"These profits are obscene — especially at a time when millions are struggling with soaring bills," O'Grady added. "The government has run out of excuses. It must impose a higher windfall tax on oil and gas companies."
The funds could help tackle rampant inflation and households as the cost of living surging, according to thinks tanks Institute for Public Policy Research (IPPR) and Common Wealth.
Joseph Evans, researcher at IPPR, said: "Some companies have been channelling record profits to their shareholders. It would be only fair, during this cost of living crisis, to implement a modest tax on dividends and buybacks to give the government increased revenue to fund our public services.

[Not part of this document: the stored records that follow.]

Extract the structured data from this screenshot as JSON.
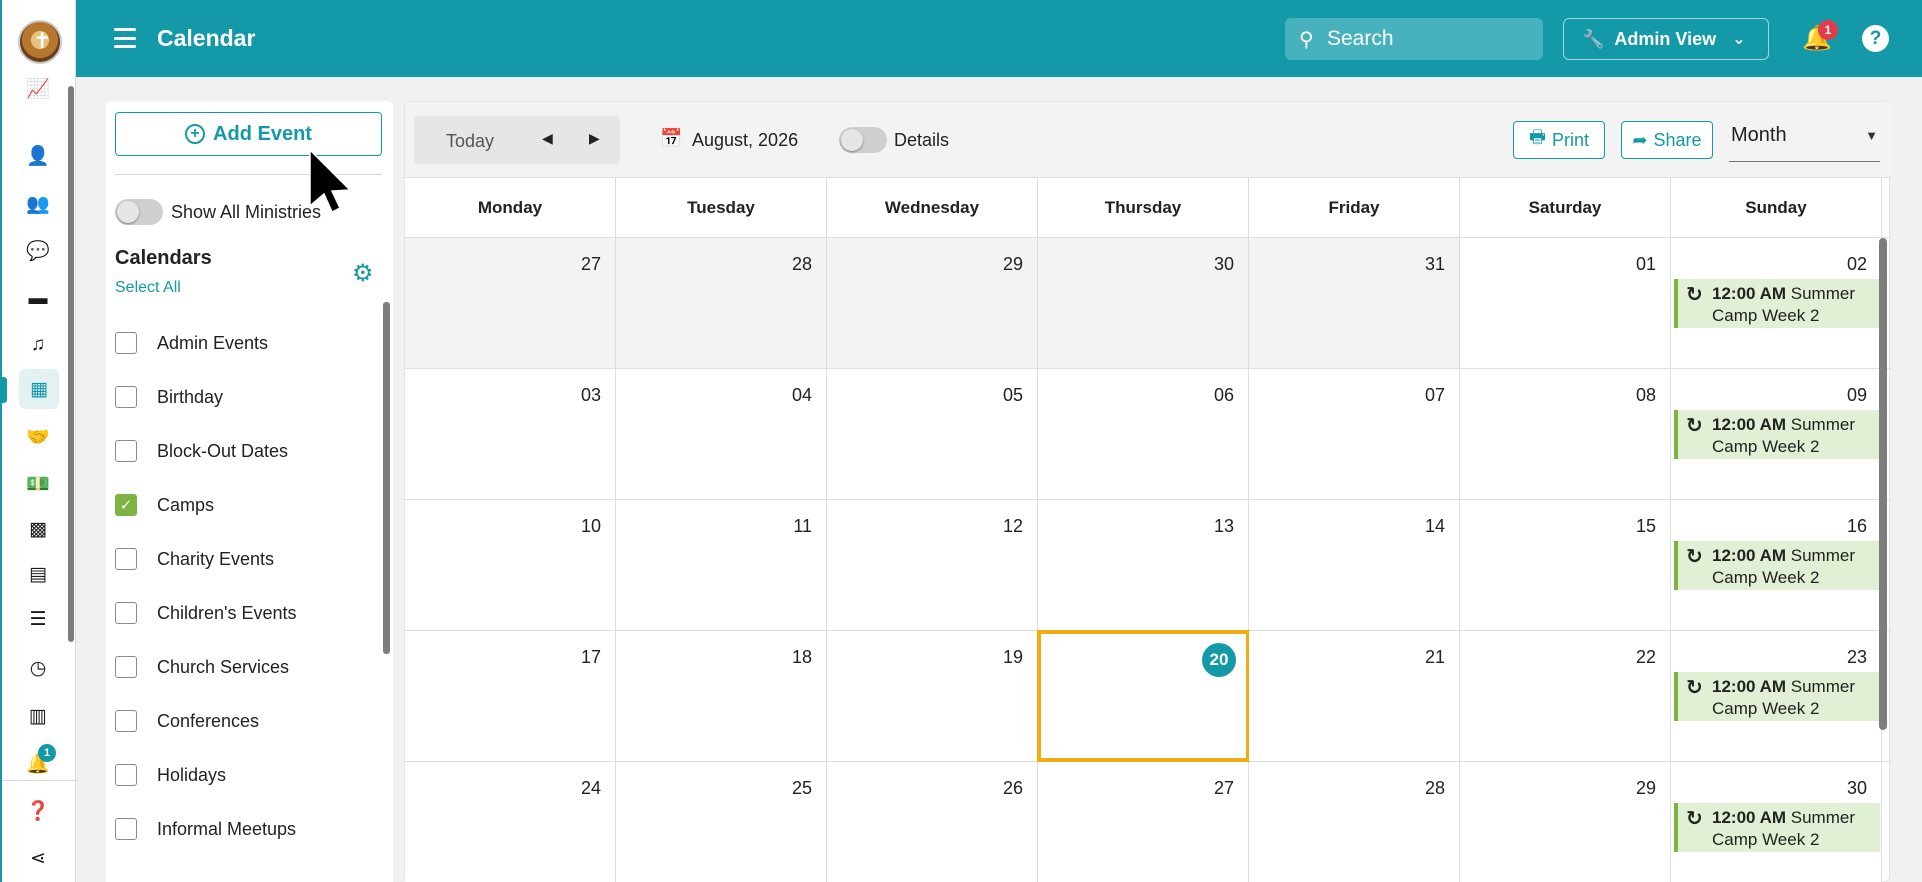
{
  "topbar": {
    "title": "Calendar",
    "search_placeholder": "Search",
    "admin_view_label": "Admin View",
    "notification_count": "1",
    "help_label": "?"
  },
  "rail": {
    "notification_count": "1",
    "icons": [
      "chart-line-icon",
      "user-icon",
      "users-icon",
      "chat-icon",
      "calendar-alt-icon",
      "music-icon",
      "calendar-icon",
      "handshake-icon",
      "money-icon",
      "qr-icon",
      "id-card-icon",
      "checklist-icon",
      "clock-icon",
      "bar-chart-icon",
      "bell-icon",
      "help-icon",
      "share-icon"
    ]
  },
  "sidebar": {
    "add_event_label": "Add Event",
    "show_all_label": "Show All Ministries",
    "calendars_heading": "Calendars",
    "select_all_label": "Select All",
    "calendars": [
      {
        "label": "Admin Events",
        "checked": false
      },
      {
        "label": "Birthday",
        "checked": false
      },
      {
        "label": "Block-Out Dates",
        "checked": false
      },
      {
        "label": "Camps",
        "checked": true
      },
      {
        "label": "Charity Events",
        "checked": false
      },
      {
        "label": "Children's Events",
        "checked": false
      },
      {
        "label": "Church Services",
        "checked": false
      },
      {
        "label": "Conferences",
        "checked": false
      },
      {
        "label": "Holidays",
        "checked": false
      },
      {
        "label": "Informal Meetups",
        "checked": false
      }
    ]
  },
  "toolbar": {
    "today_label": "Today",
    "prev_label": "◀",
    "next_label": "▶",
    "date_label": "August, 2026",
    "details_label": "Details",
    "print_label": "Print",
    "share_label": "Share",
    "view_value": "Month"
  },
  "calendar": {
    "weekdays": [
      "Monday",
      "Tuesday",
      "Wednesday",
      "Thursday",
      "Friday",
      "Saturday",
      "Sunday"
    ],
    "weeks": [
      [
        "27",
        "28",
        "29",
        "30",
        "31",
        "01",
        "02"
      ],
      [
        "03",
        "04",
        "05",
        "06",
        "07",
        "08",
        "09"
      ],
      [
        "10",
        "11",
        "12",
        "13",
        "14",
        "15",
        "16"
      ],
      [
        "17",
        "18",
        "19",
        "20",
        "21",
        "22",
        "23"
      ],
      [
        "24",
        "25",
        "26",
        "27",
        "28",
        "29",
        "30"
      ]
    ],
    "other_month_cells": [
      [
        0,
        0
      ],
      [
        0,
        1
      ],
      [
        0,
        2
      ],
      [
        0,
        3
      ],
      [
        0,
        4
      ]
    ],
    "today_cell": [
      3,
      3
    ],
    "event_time": "12:00 AM",
    "event_title": "Summer Camp Week 2",
    "colors": {
      "accent": "#1499a8",
      "event_bg": "#e1efd4",
      "event_border": "#7cb342",
      "today_outline": "#f0ac13"
    }
  }
}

"The introduction of such a tax would also encourage companies to change their behaviour: instead of taking money out of their business and handing it to shareholders, they might consider investing in the future to grow the economy, or reduce prices for customers to help tackle inflation."